== TASK ==
From the data below, restate every line word for word.

== DATA SECTION ==
◆ ◆ ◆ ◆ ◆ ◆ ◆

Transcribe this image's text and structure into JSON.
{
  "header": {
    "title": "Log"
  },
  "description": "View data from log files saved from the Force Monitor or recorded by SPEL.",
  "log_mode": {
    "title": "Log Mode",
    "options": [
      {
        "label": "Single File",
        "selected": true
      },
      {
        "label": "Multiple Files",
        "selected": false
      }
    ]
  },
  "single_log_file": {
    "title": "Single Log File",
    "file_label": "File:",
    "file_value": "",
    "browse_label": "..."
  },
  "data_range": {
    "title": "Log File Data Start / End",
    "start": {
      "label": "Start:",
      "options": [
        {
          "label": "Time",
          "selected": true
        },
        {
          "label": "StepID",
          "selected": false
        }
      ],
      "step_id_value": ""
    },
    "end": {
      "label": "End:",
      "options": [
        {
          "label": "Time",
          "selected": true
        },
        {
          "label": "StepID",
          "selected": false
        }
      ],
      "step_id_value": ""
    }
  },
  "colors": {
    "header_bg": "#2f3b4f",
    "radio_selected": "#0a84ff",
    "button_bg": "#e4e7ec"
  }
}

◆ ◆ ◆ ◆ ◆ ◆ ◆

== EXERCISE RESPONSE ==
Transcribe this image's text and structure into JSON.
{
  "header": {
    "title": "Log"
  },
  "description": "View data from log files saved from the Force Monitor or recorded by SPEL.",
  "log_mode": {
    "title": "Log Mode",
    "options": [
      {
        "label": "Single File",
        "selected": true
      },
      {
        "label": "Multiple Files",
        "selected": false
      }
    ]
  },
  "single_log_file": {
    "title": "Single Log File",
    "file_label": "File:",
    "file_value": "",
    "browse_label": "..."
  },
  "data_range": {
    "title": "Log File Data Start / End",
    "start": {
      "label": "Start:",
      "options": [
        {
          "label": "Time",
          "selected": true
        },
        {
          "label": "StepID",
          "selected": false
        }
      ],
      "step_id_value": ""
    },
    "end": {
      "label": "End:",
      "options": [
        {
          "label": "Time",
          "selected": true
        },
        {
          "label": "StepID",
          "selected": false
        }
      ],
      "step_id_value": ""
    }
  },
  "colors": {
    "header_bg": "#2f3b4f",
    "radio_selected": "#0a84ff",
    "button_bg": "#e4e7ec"
  }
}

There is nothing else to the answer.